- Are there cases when landlords can deny service animals?
- The three criteria tenants must meet to qualify for having a service animal on your property.
"I am getting a service animal, and it’s a turkey."
While this may seem silly or unrealistic, the truth is that this is a true story! As a landlord, what do you say? Do you know the laws for service animals in your rental properties? HUD doesn’t take service animals lightly.
When is an animal legally not a pet? When an animal is legally registered as a service animal, it is no longer considered a pet. Service animals cannot
True or false? A tenant may only make a request for a service animal at the time of application.
False! Per HUD, a tenant may make a request for a service animal at your property at an time - the day they move in, a week after moving in, or even a year after moving in. You are legally required to allow the service animal.
True or false? You may deny a service animal if the breed is on a restricted list.
False! Per HUD, Breed restrictions are not legal means for denial as it pertains to service animals.
Service animal requests should be treated as reasonable accommodation requests. The three criteria that must be met for a tenant to have a service animal on your rental property:
- There must be a disability.
- The accommodation or modification must be necessary to fully enjoy the property.
- The request must be reasonable.
While there is some grey area here, HUD has guidelines available to research if you're interested in learning more.
Can you charge an additional deposit on a service animal? The answer is no. Service animals legally are not pets; therefore, landlords may not charge an additional fee or deposit to a tenant with a service animal.

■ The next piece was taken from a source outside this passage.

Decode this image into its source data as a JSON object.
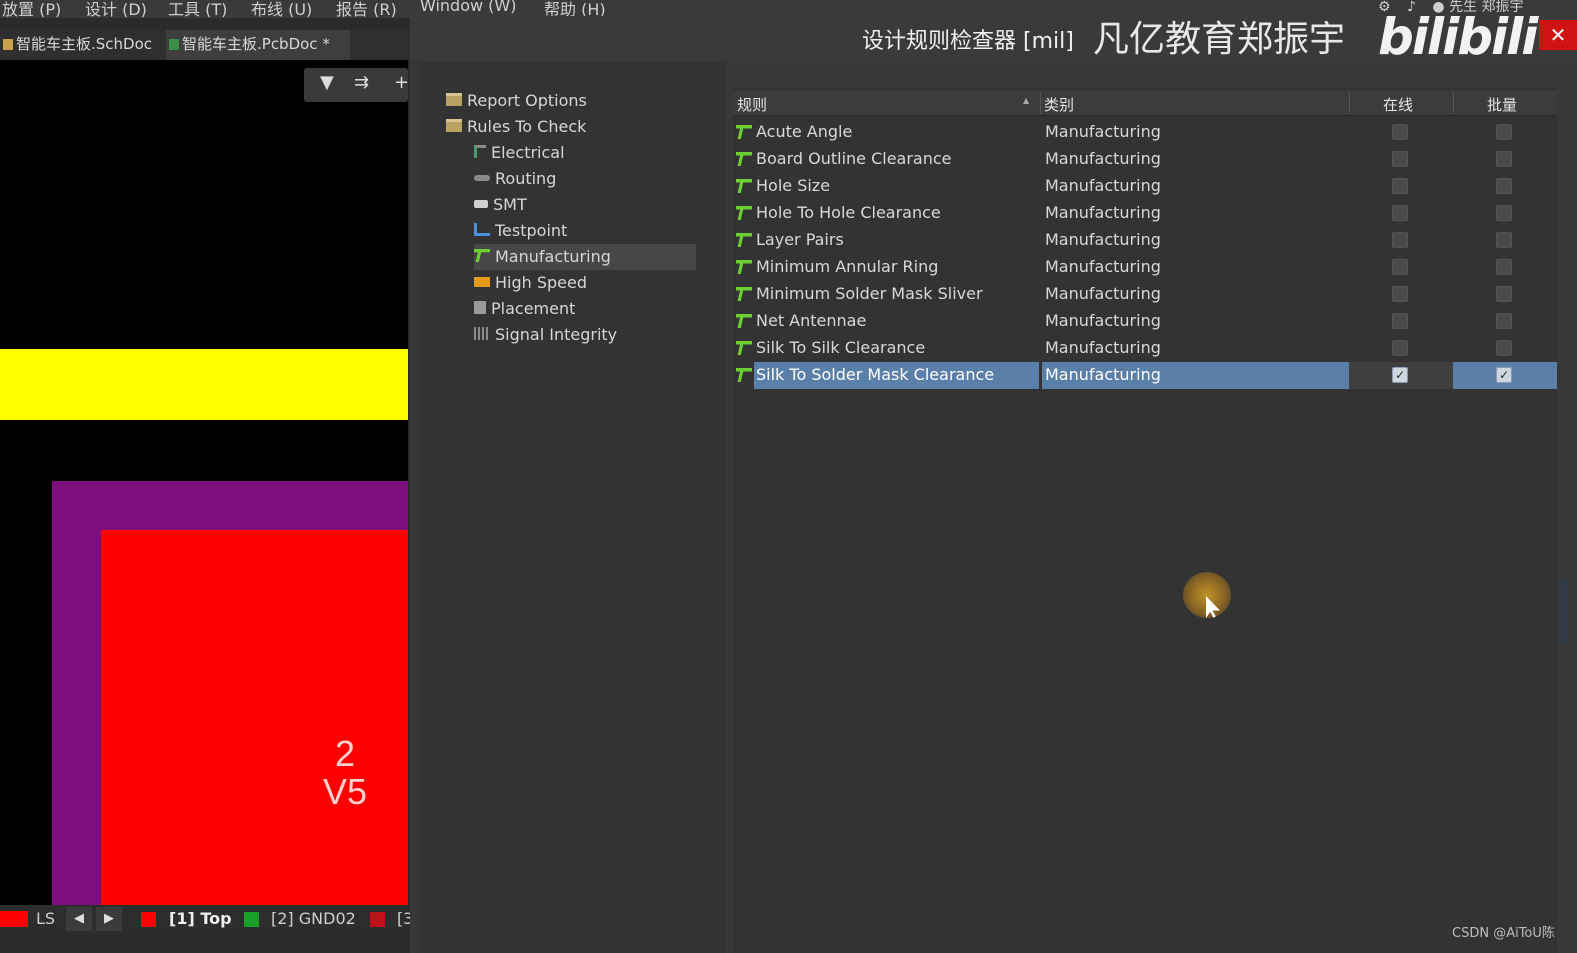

Be extremely cautious when it comes to service animals in your rental property and understand the laws in place to protect tenants with service animals. If you have questions, give us a call. 303-255-1990